--- Extracted information ---
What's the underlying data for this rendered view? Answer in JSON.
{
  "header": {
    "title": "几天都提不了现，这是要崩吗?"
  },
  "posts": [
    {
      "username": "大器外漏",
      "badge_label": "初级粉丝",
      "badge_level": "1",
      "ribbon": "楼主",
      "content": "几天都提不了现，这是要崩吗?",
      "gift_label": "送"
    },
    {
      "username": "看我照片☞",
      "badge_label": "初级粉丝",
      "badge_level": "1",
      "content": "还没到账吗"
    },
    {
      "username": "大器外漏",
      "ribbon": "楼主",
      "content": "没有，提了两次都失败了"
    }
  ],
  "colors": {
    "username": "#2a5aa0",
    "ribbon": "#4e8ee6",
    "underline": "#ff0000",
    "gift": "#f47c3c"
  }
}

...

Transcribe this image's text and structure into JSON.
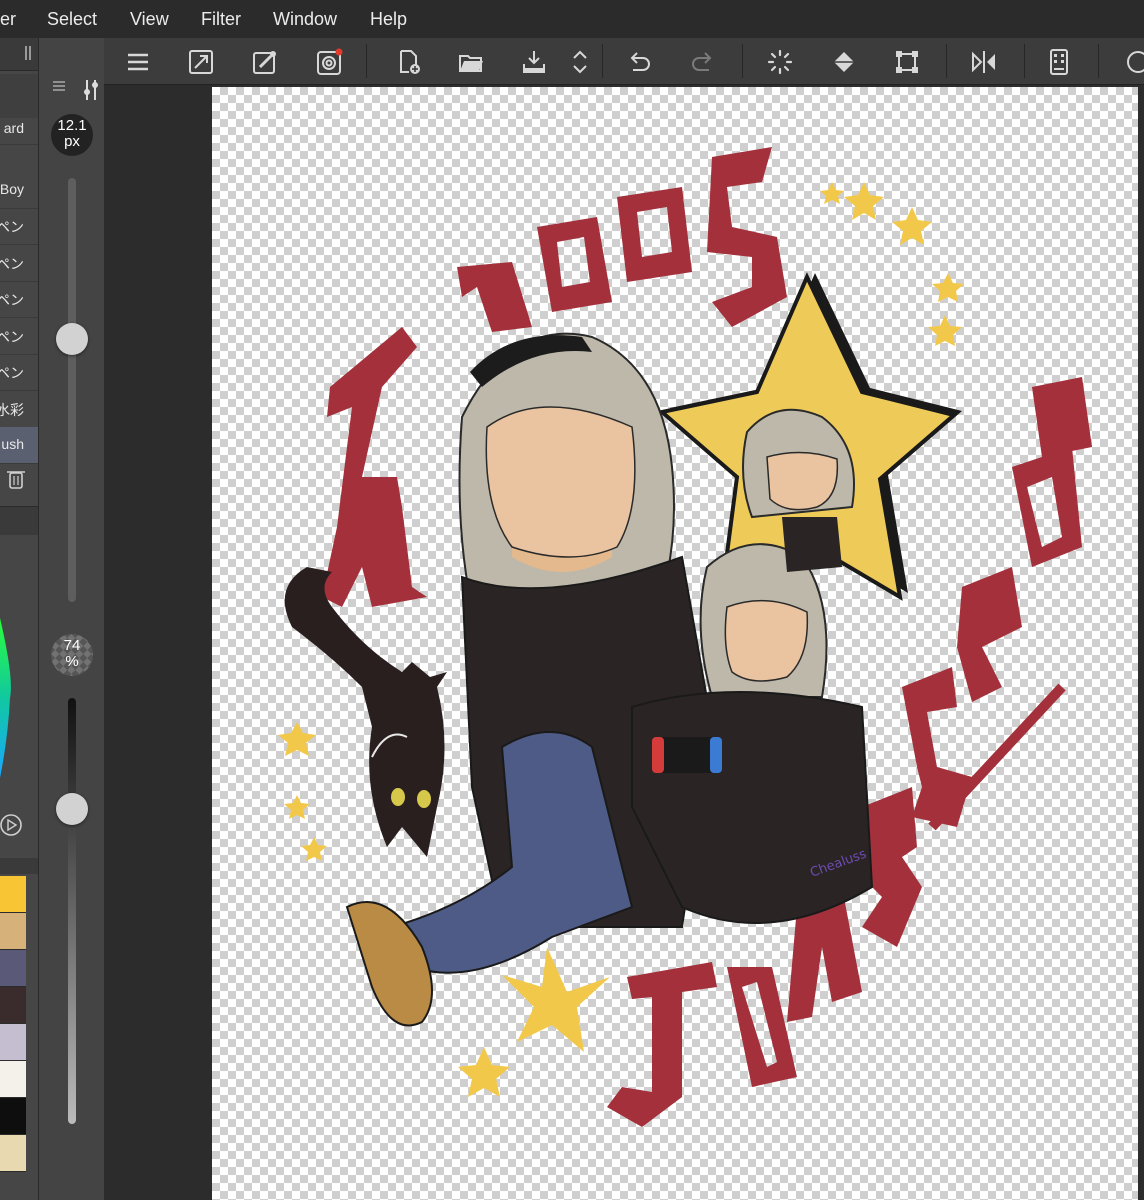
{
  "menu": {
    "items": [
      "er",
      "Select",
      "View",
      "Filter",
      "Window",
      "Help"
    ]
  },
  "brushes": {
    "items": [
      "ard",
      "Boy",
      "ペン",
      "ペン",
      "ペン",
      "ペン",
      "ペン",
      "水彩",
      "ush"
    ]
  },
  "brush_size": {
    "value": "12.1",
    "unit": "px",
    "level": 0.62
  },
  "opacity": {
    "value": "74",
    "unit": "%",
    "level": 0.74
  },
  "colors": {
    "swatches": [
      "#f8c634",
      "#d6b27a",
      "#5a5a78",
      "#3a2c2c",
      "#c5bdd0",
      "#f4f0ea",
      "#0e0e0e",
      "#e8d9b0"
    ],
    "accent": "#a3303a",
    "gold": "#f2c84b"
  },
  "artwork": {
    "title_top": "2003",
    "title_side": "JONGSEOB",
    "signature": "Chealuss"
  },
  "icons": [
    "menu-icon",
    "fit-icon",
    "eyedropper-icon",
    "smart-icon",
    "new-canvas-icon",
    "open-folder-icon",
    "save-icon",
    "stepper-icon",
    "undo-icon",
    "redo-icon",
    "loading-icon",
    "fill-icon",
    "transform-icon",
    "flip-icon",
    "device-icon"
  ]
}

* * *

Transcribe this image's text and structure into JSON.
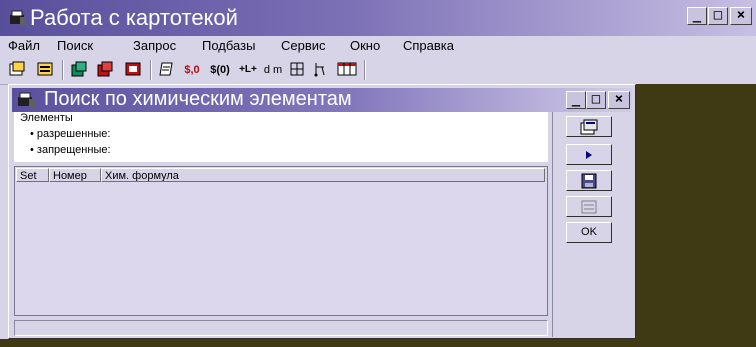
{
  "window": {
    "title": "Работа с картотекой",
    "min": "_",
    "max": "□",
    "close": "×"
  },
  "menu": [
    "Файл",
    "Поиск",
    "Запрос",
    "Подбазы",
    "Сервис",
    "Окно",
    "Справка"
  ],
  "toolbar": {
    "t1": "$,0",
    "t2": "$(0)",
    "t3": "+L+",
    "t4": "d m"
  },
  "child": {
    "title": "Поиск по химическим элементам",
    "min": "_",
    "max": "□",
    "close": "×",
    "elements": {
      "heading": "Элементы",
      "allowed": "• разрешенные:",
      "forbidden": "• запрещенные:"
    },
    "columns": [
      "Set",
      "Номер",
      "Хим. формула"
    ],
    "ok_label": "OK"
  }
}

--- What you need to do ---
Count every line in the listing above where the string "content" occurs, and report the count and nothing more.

--- Reply to the task ---
3